▶ _PROBLEM_:
Read the records below. Copy each line where the string "selection" occurs.

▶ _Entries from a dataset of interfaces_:
=== Section Start ===

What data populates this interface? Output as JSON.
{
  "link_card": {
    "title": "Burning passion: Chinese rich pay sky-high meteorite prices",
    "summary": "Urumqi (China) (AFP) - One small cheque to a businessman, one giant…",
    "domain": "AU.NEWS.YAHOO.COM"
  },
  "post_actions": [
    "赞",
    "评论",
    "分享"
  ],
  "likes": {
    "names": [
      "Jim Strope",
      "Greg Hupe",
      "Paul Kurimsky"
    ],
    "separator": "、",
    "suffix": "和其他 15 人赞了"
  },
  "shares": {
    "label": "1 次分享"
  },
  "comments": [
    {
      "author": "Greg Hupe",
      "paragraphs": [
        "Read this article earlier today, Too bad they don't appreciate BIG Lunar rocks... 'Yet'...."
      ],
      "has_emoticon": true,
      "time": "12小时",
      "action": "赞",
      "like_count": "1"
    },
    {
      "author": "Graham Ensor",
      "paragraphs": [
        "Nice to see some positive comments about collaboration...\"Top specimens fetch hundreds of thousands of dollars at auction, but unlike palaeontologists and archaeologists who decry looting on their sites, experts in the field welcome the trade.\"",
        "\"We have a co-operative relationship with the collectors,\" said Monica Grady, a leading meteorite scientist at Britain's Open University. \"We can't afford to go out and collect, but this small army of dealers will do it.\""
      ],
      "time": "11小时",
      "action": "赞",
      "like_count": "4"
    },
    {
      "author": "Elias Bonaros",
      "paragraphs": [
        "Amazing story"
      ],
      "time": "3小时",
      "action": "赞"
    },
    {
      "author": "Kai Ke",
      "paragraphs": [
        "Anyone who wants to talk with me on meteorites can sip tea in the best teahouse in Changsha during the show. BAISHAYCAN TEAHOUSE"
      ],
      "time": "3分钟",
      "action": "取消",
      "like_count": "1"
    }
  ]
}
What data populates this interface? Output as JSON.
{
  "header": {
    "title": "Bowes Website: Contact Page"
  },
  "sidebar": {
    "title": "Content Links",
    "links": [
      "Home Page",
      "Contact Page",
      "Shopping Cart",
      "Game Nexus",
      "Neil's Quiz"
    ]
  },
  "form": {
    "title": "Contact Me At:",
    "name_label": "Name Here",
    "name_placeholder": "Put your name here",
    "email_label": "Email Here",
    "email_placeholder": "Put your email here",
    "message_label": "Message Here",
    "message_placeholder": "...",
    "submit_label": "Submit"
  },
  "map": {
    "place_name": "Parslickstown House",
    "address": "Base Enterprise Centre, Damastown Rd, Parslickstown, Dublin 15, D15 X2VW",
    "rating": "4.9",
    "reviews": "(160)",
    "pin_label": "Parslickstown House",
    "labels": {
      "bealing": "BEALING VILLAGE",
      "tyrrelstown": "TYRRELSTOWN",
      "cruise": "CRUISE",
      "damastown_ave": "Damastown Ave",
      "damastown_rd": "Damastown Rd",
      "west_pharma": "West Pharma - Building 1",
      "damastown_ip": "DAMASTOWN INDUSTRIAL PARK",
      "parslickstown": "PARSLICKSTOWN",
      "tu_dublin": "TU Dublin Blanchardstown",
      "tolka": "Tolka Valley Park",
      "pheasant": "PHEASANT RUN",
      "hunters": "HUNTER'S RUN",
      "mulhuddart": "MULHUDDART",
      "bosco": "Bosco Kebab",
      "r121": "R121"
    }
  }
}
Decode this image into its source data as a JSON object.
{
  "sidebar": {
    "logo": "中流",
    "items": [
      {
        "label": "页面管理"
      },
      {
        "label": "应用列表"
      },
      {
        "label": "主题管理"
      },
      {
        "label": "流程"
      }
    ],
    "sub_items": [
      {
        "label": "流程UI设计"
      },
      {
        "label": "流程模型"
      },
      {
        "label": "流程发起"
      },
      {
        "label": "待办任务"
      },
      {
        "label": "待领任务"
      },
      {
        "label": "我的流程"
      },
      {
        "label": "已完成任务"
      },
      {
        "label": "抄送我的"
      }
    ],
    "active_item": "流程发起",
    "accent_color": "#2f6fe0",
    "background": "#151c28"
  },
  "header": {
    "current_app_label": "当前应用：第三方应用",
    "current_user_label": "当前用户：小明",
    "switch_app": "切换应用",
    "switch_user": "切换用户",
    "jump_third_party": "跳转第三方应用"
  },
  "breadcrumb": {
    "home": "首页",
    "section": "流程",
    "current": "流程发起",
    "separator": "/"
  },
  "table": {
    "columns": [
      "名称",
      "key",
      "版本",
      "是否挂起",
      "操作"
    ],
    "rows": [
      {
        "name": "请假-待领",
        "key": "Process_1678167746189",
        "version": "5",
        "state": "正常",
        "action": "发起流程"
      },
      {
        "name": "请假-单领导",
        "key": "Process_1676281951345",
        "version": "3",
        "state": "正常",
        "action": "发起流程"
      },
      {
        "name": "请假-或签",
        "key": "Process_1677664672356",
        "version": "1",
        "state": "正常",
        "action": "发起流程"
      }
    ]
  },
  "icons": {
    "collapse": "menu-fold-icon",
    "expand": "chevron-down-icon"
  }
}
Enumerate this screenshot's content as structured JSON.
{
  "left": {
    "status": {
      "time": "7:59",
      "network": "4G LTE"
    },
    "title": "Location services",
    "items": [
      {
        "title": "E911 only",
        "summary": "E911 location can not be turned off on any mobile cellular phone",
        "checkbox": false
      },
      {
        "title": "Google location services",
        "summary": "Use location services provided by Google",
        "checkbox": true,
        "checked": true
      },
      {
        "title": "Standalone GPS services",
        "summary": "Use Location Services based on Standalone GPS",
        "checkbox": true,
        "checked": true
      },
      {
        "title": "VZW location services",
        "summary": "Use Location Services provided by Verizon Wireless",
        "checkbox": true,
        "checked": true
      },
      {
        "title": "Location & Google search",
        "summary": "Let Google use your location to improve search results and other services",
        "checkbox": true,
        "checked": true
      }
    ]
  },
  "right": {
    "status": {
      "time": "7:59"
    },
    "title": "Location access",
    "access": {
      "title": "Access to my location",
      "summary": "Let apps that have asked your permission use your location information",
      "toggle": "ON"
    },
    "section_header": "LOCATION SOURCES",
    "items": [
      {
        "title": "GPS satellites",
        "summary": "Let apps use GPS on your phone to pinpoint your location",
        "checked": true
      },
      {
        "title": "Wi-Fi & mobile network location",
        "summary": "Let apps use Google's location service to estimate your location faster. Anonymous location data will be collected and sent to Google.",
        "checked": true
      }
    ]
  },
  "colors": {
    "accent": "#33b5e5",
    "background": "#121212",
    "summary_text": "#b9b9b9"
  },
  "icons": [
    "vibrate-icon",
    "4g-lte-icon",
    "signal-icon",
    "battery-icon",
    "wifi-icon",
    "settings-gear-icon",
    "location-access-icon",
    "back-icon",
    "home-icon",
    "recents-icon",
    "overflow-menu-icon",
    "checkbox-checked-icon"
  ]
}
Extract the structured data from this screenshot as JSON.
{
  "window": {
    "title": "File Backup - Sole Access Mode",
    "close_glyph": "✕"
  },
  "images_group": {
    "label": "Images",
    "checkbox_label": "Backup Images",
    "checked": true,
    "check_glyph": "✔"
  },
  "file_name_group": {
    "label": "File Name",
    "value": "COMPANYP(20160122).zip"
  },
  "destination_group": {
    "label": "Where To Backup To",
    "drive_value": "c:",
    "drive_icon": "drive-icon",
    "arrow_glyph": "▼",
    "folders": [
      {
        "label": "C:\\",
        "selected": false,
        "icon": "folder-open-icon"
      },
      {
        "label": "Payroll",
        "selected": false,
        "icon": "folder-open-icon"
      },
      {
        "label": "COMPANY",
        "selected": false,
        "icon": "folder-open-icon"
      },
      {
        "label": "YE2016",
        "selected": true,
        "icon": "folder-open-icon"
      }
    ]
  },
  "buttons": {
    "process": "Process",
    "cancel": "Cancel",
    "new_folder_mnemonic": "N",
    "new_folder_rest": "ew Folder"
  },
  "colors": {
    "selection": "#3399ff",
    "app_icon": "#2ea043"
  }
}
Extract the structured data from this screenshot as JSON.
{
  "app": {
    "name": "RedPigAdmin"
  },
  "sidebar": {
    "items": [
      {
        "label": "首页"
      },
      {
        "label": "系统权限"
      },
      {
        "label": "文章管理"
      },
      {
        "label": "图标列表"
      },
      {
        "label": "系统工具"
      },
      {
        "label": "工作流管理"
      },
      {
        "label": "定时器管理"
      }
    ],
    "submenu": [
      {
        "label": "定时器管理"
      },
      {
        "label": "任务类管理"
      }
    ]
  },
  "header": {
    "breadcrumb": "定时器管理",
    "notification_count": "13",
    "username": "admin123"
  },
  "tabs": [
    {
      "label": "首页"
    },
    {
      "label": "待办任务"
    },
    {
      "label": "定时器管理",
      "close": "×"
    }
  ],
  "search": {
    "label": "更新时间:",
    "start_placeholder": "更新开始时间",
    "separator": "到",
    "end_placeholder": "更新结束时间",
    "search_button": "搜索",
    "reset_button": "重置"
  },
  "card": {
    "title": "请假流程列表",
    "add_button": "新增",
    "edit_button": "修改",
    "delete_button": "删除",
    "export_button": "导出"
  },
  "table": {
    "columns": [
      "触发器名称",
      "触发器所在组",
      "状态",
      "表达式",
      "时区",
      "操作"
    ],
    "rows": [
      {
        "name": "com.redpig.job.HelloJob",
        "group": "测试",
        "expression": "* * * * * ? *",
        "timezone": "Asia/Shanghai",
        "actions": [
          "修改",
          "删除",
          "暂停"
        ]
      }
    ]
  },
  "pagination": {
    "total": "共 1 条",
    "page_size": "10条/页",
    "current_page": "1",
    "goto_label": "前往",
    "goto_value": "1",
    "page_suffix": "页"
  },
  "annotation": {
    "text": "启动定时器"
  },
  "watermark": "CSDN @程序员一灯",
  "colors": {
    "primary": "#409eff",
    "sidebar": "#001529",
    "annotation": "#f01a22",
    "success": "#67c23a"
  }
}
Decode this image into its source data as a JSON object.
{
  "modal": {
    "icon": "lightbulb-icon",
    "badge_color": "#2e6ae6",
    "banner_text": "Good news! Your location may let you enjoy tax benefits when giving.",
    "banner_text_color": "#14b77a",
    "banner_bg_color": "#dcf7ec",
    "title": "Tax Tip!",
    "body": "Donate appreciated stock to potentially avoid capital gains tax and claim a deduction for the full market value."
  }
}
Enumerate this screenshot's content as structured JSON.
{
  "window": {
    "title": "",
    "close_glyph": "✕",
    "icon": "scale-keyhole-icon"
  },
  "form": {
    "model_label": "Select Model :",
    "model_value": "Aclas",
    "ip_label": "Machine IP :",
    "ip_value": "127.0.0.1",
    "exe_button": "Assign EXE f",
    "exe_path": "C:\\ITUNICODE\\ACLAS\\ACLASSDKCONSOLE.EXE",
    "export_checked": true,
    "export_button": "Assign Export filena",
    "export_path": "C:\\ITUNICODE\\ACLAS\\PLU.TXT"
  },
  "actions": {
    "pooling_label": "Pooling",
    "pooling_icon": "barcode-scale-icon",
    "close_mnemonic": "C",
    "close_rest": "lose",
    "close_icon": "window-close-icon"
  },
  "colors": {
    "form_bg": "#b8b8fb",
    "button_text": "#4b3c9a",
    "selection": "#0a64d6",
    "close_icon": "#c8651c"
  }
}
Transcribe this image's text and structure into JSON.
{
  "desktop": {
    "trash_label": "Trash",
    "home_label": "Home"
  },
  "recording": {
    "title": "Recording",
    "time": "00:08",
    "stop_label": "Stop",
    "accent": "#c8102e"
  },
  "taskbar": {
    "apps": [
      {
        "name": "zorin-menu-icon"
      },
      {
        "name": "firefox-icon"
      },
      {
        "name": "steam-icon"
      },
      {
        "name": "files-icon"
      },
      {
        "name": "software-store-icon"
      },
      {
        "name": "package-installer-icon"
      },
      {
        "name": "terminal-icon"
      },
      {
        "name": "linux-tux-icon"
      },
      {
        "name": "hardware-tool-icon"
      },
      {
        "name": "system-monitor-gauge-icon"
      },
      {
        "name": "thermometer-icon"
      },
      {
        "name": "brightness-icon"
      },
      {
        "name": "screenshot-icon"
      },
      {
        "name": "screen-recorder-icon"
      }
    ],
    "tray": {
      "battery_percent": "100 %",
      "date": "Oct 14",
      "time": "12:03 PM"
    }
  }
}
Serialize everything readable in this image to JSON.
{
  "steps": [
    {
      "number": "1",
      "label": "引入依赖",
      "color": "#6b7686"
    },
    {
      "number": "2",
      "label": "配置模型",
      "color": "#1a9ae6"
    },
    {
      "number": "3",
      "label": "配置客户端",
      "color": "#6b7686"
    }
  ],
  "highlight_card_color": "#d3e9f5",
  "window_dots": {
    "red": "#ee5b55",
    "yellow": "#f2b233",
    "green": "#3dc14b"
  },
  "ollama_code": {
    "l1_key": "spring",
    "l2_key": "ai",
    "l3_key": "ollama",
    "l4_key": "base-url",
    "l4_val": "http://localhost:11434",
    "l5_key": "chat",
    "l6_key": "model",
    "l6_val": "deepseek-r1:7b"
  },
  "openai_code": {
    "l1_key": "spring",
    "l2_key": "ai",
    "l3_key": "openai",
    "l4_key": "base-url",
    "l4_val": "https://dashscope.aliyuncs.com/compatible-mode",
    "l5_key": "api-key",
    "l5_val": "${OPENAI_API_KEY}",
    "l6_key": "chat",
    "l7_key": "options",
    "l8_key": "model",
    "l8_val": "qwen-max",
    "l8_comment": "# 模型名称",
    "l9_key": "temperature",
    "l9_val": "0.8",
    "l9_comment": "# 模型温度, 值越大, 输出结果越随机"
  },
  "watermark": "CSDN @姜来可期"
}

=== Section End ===

▶ _RESPONSE FOR THIS EXERCISE_:
    "selection": "#3399ff",
    "selection": "#0a64d6",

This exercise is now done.